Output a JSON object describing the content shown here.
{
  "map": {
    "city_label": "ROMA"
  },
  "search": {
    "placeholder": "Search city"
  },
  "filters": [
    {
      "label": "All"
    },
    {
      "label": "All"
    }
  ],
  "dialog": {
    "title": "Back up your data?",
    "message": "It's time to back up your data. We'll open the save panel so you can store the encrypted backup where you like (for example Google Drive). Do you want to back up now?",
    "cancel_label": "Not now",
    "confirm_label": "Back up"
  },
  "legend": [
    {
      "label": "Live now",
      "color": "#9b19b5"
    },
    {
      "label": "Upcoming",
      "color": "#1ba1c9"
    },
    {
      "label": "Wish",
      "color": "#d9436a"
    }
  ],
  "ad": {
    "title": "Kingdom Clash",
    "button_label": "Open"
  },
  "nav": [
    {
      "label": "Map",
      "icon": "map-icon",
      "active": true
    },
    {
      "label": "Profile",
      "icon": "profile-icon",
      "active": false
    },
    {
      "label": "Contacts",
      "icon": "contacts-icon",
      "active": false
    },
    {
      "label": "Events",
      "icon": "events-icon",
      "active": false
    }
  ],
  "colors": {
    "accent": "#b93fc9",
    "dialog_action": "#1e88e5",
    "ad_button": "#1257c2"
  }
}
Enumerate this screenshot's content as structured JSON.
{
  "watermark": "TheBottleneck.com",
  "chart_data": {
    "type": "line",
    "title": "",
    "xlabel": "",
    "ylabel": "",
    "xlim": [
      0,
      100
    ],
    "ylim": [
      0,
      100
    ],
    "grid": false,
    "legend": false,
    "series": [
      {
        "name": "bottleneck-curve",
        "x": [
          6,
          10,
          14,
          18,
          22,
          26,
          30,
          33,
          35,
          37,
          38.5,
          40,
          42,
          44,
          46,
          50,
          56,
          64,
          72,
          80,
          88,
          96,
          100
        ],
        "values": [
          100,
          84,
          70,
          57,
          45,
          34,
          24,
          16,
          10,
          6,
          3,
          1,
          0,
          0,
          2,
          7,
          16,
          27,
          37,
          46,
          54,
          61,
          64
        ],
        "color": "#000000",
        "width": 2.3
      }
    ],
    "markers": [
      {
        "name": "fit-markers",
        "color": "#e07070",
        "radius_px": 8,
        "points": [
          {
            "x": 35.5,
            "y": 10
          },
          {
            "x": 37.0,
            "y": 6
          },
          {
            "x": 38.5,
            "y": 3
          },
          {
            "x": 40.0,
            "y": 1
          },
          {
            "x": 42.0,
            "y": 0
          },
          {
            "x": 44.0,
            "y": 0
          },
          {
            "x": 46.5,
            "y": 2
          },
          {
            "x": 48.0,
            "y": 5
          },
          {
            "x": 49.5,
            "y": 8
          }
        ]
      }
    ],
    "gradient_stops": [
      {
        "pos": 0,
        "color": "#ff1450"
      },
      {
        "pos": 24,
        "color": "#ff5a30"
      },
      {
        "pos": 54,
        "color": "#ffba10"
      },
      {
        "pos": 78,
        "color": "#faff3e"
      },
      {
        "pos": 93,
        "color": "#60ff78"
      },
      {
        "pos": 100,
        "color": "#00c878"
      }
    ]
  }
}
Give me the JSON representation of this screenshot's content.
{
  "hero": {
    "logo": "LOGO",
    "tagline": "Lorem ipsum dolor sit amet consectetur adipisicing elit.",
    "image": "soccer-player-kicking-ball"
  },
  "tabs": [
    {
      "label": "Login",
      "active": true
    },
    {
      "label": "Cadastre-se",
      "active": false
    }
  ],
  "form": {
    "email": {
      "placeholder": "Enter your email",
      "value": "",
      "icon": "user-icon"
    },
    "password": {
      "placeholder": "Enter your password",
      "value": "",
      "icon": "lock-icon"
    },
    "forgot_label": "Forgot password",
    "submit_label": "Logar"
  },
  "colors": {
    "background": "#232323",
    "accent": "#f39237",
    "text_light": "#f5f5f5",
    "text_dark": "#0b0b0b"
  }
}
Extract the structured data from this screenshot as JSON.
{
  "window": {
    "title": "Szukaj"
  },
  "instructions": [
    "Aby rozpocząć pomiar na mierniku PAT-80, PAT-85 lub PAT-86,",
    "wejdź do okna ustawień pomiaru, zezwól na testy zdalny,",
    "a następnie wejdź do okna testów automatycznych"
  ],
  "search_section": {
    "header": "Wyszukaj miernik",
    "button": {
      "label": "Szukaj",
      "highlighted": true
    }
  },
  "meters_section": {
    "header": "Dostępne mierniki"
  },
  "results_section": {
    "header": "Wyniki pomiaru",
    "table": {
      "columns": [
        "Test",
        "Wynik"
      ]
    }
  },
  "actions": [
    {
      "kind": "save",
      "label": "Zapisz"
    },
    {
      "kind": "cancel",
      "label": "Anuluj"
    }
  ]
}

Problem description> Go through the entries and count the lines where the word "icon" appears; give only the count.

Finished task> 6